For others in the crowd, the tragedy in Charlottesville is an example of the overt racism that’s not surprising to some black people.

“As a person of color, it’s something that’s always a part of your life,” Ashley Bunn, a member of the Toledo NAACP and Toledo Young Black Professionals board member, told WTVG. “It’s a consistent reality that you live with.”

Other rallies across the US

About 1,000 people gathered at two rallies Monday night in Salt Lake City to condemn white supremacy and racism, CNN affiliate KSL reported.

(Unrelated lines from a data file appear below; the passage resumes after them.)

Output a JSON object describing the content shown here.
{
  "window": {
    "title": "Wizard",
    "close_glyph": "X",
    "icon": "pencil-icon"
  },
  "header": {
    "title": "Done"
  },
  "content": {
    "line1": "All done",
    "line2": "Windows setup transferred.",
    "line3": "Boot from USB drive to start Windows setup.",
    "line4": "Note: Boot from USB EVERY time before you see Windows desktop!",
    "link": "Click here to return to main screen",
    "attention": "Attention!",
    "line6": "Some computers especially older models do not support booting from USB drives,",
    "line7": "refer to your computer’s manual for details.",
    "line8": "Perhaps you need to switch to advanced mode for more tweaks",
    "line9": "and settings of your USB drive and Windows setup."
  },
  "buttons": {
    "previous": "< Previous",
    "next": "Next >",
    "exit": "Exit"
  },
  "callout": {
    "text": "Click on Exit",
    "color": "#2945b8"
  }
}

The Utah League of Native American Voters and the Multicultural Engagement for Utah organized “the solidarity rally” at the Salt Lake City and County Building downtown, according to KSL.

“It’s about empowering the voices of many vulnerable communities,” said Moroni Benally, co-founder of the Utah League of Native American Voters.

A few hours earlier, Republican leaders and the conservative think tank Sutherland Institute co-hosted a smaller rally of about 200 people at the state Capitol, the station said.

Utah Lt. Gov. Spencer Cox and US Rep. Mia Love condemned the violence in Charlottesville and urged unity.

On the steps of the Capitol, Cox spoke of democracy — at times talking over a protester defending the white nationalists at Saturday’s Charlottesville rally, CNN affiliates KSL and KSTU reported.

“To those full of hate, like this gentlemen behind me, we say this, ‘We will defend your right to peaceful assembly and will allow you to do that because we do not fear you.’ ”

State Sen. Daniel Thatcher addressed both rallies, but in his second speech he promised an overhaul of Utah’s “outdated, useless hate crimes laws,” KSL reported.

In Durham, North Carolina, demonstrators gathered at the old Durham County Courthouse around the Confederate Soldiers Monument and toppled the nearly century-old statue.

A person climbed a ladder and tied a rope to the top of the statue as the crowd chanted, “We are the revolution.”

Protesters pulled the rope and erupted in cheers as the statue toppled onto the ground. People ran up to the mangled statue, kicking it and spitting on it.